Let's cut right to the chase: This week wasn't fun. On Monday, Canada tumbled out of the FIFA Women's World Cup in the Round of 16, missing a late penalty kick in a 1-0 loss to Sweden. Then, on Saturday, the men's national team suffered their own knockout-round heartbreak, coughing up a 2-0 lead in a 3-2 loss to Haiti in the CONCACAF Gold Cup quarterfinals. Given that one-two emotional punch, it's easy to believe we're at a low point for the national team program. But, one needn't travel too far down memory lane to remember things looking even bleaker. After a promising start at the 2011 Women's World Cup, Canada was thoroughly eviscerated by France, then unexpectedly lost to Nigeria to finish dead last at the 16-team tournament. Just over a year later, in October 2012, a result in Honduras would have sent the men through to the next round of FIFA World Cup qualifying; instead, they had an 8-1 meltdown that precipitated a painful and winless 2013. I don't bring those up to carve into long-healed scars; rather, it's to remind us that tough times bring tough questions—and that answering those questions can help pave the way for sunnier times to follow. Here are some issues that the teams helmed by John Herdman and Kenneth Heiner-Moller will need to address, coming off of Canada's no good, very bad week:
How do the men come back at the back?

Alphonso Davies is one of the most dynamic and exciting Canadian players ever. He's also, according to national team lineup sheets, a left fullback. Whether Herdman's decision to use him there was tactical or out of necessity, it highlighted the historically anomalous condition of the team: plenty of attacking tools, but question marks in defence. Writing off a player like 22-year-old Marcus Godinho for a pair of crucial errors against Haiti isn't in anyone's long-term interest. But with the likes of Sam Adekugbe, Juan Cordova and Manjrekar James missing out on the Gold Cup 23-man squad, Herdman's roster choices will be under increased scrutiny moving forward.
What's next for Christine Sinclair?

Almost certainly, she'll soon become the all-time leading scorer in international soccer, needing three more goals to break Abby Wambach's record of 184. Once that moment comes, it will liberate Heiner-Moller to make personnel decisions without worrying about the goal-scoring chase.
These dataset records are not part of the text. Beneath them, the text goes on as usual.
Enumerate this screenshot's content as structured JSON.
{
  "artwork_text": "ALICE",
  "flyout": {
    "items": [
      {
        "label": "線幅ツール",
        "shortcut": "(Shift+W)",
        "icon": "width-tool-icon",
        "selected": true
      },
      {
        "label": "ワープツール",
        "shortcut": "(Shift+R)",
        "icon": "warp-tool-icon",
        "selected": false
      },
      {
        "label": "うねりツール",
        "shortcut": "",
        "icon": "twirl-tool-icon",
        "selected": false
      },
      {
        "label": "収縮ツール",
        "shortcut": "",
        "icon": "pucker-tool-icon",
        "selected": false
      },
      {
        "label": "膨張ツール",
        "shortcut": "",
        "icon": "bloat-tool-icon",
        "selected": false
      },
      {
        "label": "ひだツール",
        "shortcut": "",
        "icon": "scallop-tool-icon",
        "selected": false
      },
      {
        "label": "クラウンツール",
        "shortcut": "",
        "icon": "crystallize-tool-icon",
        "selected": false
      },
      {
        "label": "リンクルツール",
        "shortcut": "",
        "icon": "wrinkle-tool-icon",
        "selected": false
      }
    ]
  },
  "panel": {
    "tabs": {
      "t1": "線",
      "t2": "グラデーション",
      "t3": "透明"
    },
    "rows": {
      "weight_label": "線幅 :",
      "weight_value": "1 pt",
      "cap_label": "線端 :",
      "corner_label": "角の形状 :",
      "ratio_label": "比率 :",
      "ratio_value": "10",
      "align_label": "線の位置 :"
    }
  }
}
I'm not saying Sinclair will (or should) be cut or demoted once the record's reached. But she's 36 years old, and the team is entering the latter part of a transitional phase. It sounds like heresy, but it's a question we must confront: When will Canada's captain no longer be a regular fixture in its starting lineup?
What happens when Jonathan David cools off?

Spoiler alert: The 19-year-old's ridiculous pace thus far in his national-team career isn't sustainable over the long term. Ten goals in eight appearances has been a remarkable story, but every career has its ebbs and flows. The men's team is fortunate that, unlike in previous eras, they have numerous weapons on which to rely, including Davies, Lucas Cavallini and Junior Hoilett. There's no expectation or requirement that David can carry the team's attack on his shoulders in the way a player like Dwayne DeRosario once did. However, David and Cavallini captured lightning in a bottle in a way that won't be infinitely replicable. What adjustments does Herdman have up his sleeve once opponents start figuring them out?
What's Canada's place in the fast-changing world of women's soccer?

Canada came into the Women's World Cup ranked fifth in the world, but they'll fall off that mantle in the next round of FIFA rankings. Tumbling out of the top 10 could certainly also be on the horizon, given the way that the WoSo world is moving. Consider that, needing a goal in the dying minutes against Sweden, Heiner-Moller's last two kicks at the can were a pair of defenders—while 18-year-old Jordyn Huitema, touted as Canada's next big scoring threat, sat on the bench. Was this a tactical mistake on Heiner-Moller's part? Or was it a tacit admission that, in this transitional moment, when the pressure's on, Canada lacks the capacity to unlock opposing defences with finesse and technical skill? While tenacity and feistiness have always been part of the team's DNA, one wonders to what extent the team will lean even more heavily into that reputation as they look to reload ahead of the 2023 Women's World Cup.
What's good in goal?

Thankfully, the goalkeeper position isn't a point of concern for either team right now, as Milan Borjan, 31, and Stephanie Labbe, 32, have the positions locked down. Given the customary longevity of goalkeepers, both can be expected to still be around when the next senior World Cups come in 2022 and 2023. Behind them, however, the questions arise — not due to a lack of quality, but a lack of national-team experience. On the women's side, Sabrina D'Angelo and Kailen Sheridan have had more chances to cycle into the starter's role than the half-dozen men currently laying claim to the No. 2 spot behind Borjan. Borjan and Labbe, as expected, played every minute of these just-finished tournaments for their respective teams. But, should injury or any other unexpected circumstances befall either of them in 2020 — with the Tokyo Olympics and 2022 World Cup qualifying on the calendar — then what?

Continue reading...